The transference skills outlined in the following pages are fundamental to the craft of observational drawing. They should be taught at the start of every beginner’s drawing course. Several of the exercises in this book are specifically designed to serve this function.

The first thing that should be established is the placement of the easel relative to the subject. This will impact upon the ease with which the subject can be drawn. In the course of the drawing, the scale of that drawing will need to be decided. This refers to the size of the drawing relative to the size of the subject.

A straight line is defined with reference to its two end points. This is done by establishing the vertical or horizontal correspondence of these points to other points in the drawing (see relative point location).

The angle of straight lines may sometimes be transferred directly using angle transference. A less accurate, though still useful, method is clock face approximation.

The way that a pencil is held (see pencil grip) also affects the outcome of a drawing.

Though most mechanical transference skills involve no more than the trained eye and a pencil, some devices may also be used, such as a viewfinder. The grid method may also be employed to transfer a drawing from one sheet of paper to another.
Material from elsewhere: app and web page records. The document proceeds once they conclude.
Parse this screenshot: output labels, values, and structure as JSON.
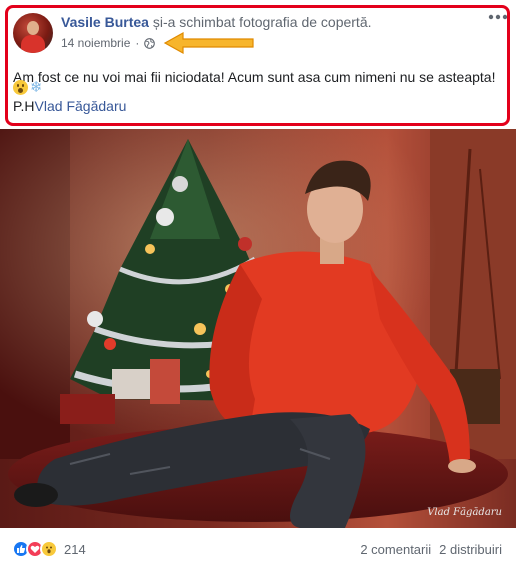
{
  "post": {
    "author": "Vasile Burtea",
    "action": " și-a schimbat fotografia de copertă.",
    "date": "14 noiembrie",
    "privacy_icon": "globe-icon",
    "more_icon": "more-options-icon",
    "text": "Am fost ce nu voi mai fii niciodata! Acum sunt asa cum nimeni nu se asteapta!",
    "emojis": [
      "surprised-emoji",
      "snowflake-emoji"
    ],
    "credit_prefix": "P.H",
    "credit_link": "Vlad Făgădaru"
  },
  "annotation": {
    "highlight_color": "#e3001b",
    "arrow_color": "#f5a623"
  },
  "photo": {
    "watermark": "Vlad Făgădaru"
  },
  "footer": {
    "reaction_icons": [
      "like-icon",
      "love-icon",
      "wow-icon"
    ],
    "reaction_count": "214",
    "comments": "2 comentarii",
    "shares": "2 distribuiri"
  },
  "colors": {
    "link": "#385898",
    "muted": "#606770",
    "like": "#1877f2",
    "love": "#f33e58",
    "wow": "#f8c93b"
  }
}
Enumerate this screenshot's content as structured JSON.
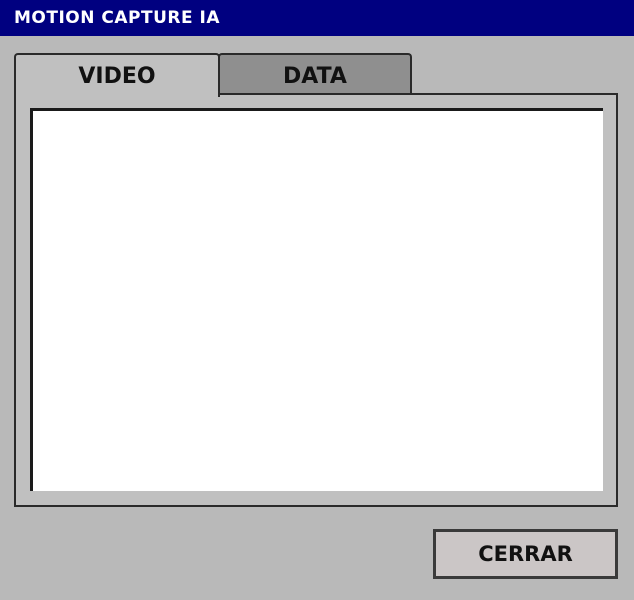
{
  "window": {
    "title": "MOTION CAPTURE IA"
  },
  "tabs": [
    {
      "label": "VIDEO",
      "active": true
    },
    {
      "label": "DATA",
      "active": false
    }
  ],
  "buttons": {
    "close_label": "CERRAR"
  },
  "colors": {
    "titlebar": "#000080",
    "window_bg": "#b9b9b9",
    "active_tab": "#c0c0c0",
    "inactive_tab": "#8f8f8f",
    "video_bg": "#ffffff",
    "button_bg": "#cbc6c6"
  }
}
This may also involve scaling it up or down (see scaling).

Pages in category "Mechanical Transference Skills"

The following 10 pages are in this category, out of 10 total.